NBC4 Investigates has learned from the Columbus Department of Public Safety that the cost of the ongoing investigation conducted by BakerHostetler now stands at $615,064.89. This exceeds the city’s current contract with the firm for costs not to exceed $550,000.

BakerHostetler is currently looking into the use of force allegations from the public against police officers tied to protests last summer, to see whether any officers violated department policy. NBC4 Investigates reported in March the firm’s findings that have been released so far.

The city first entered into a $50,000 contract with BakerHostetler in June to conduct the investigation. In July, the contract was increased to $550,000.

NBC4 Investigates reached out to BakerHostetler on Friday, which deferred comment to the city.

“We have a deficit in community trust in police. We will spend what is necessary to restore it,” said Mayor Andrew Ginther’s Deputy Chief of Staff, Robin Davis.

Glenn McEntyre, assistant director of the Department of Public Safety, said there is the potential for additional use of force investigations from BakerHostetler, following the findings of ongoing criminal investigations conducted by Special Prosecutor Kathleen Garber and retired FBI Agent Rick Wozniak.

The Columbus City Council voted this week to increase Garber’s contract from $30,000 to $80,000 to continue her work.
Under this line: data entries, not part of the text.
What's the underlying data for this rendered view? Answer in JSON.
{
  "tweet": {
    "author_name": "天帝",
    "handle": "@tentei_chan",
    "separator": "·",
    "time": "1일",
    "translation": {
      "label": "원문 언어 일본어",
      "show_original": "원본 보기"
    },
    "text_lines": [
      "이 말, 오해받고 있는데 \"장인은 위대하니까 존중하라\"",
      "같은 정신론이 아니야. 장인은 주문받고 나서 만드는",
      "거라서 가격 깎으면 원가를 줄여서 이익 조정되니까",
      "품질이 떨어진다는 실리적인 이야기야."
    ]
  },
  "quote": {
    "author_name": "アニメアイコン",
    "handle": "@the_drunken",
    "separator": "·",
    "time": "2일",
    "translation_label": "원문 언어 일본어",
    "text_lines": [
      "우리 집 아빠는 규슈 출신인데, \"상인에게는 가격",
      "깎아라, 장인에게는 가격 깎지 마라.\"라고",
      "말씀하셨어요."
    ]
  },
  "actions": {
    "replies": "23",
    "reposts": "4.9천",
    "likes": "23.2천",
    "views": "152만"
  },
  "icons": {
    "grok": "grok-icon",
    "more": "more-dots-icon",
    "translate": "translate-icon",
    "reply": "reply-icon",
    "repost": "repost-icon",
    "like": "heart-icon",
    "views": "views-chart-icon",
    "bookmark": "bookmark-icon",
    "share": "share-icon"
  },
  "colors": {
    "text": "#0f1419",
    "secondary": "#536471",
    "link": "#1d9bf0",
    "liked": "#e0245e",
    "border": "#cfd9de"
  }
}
She told NBC4 Investigates the investigation was taking longer than she had expected because officers were not participating in witness interviews.

Brian Steel, Vice President of the Fraternal Order of Police Capital City Lodge 9, said officers’ lawyers are advising them not to participate in those interviews out of concerns of self-incrimination. In an interview with NBC4 Investigates Wednesday, Steel said he felt the administrative and criminal investigations were unnecessary because Internal Affairs is equipped to handle investigations into officers.